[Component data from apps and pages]
________________________

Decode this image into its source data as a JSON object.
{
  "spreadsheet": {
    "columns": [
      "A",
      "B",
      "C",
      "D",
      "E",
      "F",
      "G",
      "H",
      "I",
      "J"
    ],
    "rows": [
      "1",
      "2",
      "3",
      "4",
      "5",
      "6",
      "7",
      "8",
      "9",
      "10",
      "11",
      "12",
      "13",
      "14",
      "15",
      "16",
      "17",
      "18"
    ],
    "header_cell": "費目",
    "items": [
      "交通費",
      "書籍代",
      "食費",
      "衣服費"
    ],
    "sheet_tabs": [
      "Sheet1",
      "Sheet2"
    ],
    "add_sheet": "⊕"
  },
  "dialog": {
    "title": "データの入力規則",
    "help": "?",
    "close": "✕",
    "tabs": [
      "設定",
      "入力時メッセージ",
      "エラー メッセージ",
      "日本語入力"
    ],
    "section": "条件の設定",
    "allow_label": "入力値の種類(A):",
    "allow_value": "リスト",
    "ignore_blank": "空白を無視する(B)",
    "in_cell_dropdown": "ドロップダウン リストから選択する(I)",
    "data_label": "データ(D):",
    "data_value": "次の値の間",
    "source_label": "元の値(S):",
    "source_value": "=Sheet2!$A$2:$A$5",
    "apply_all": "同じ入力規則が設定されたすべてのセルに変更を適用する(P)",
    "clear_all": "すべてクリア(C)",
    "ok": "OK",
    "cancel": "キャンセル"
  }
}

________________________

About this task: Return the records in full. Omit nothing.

Result for this exercise:
Decode this image into its source data as a JSON object.
{
  "spreadsheet": {
    "columns": [
      "A",
      "B",
      "C",
      "D",
      "E",
      "F",
      "G",
      "H",
      "I",
      "J"
    ],
    "rows": [
      "1",
      "2",
      "3",
      "4",
      "5",
      "6",
      "7",
      "8",
      "9",
      "10",
      "11",
      "12",
      "13",
      "14",
      "15",
      "16",
      "17",
      "18"
    ],
    "header_cell": "費目",
    "items": [
      "交通費",
      "書籍代",
      "食費",
      "衣服費"
    ],
    "sheet_tabs": [
      "Sheet1",
      "Sheet2"
    ],
    "add_sheet": "⊕"
  },
  "dialog": {
    "title": "データの入力規則",
    "help": "?",
    "close": "✕",
    "tabs": [
      "設定",
      "入力時メッセージ",
      "エラー メッセージ",
      "日本語入力"
    ],
    "section": "条件の設定",
    "allow_label": "入力値の種類(A):",
    "allow_value": "リスト",
    "ignore_blank": "空白を無視する(B)",
    "in_cell_dropdown": "ドロップダウン リストから選択する(I)",
    "data_label": "データ(D):",
    "data_value": "次の値の間",
    "source_label": "元の値(S):",
    "source_value": "=Sheet2!$A$2:$A$5",
    "apply_all": "同じ入力規則が設定されたすべてのセルに変更を適用する(P)",
    "clear_all": "すべてクリア(C)",
    "ok": "OK",
    "cancel": "キャンセル"
  }
}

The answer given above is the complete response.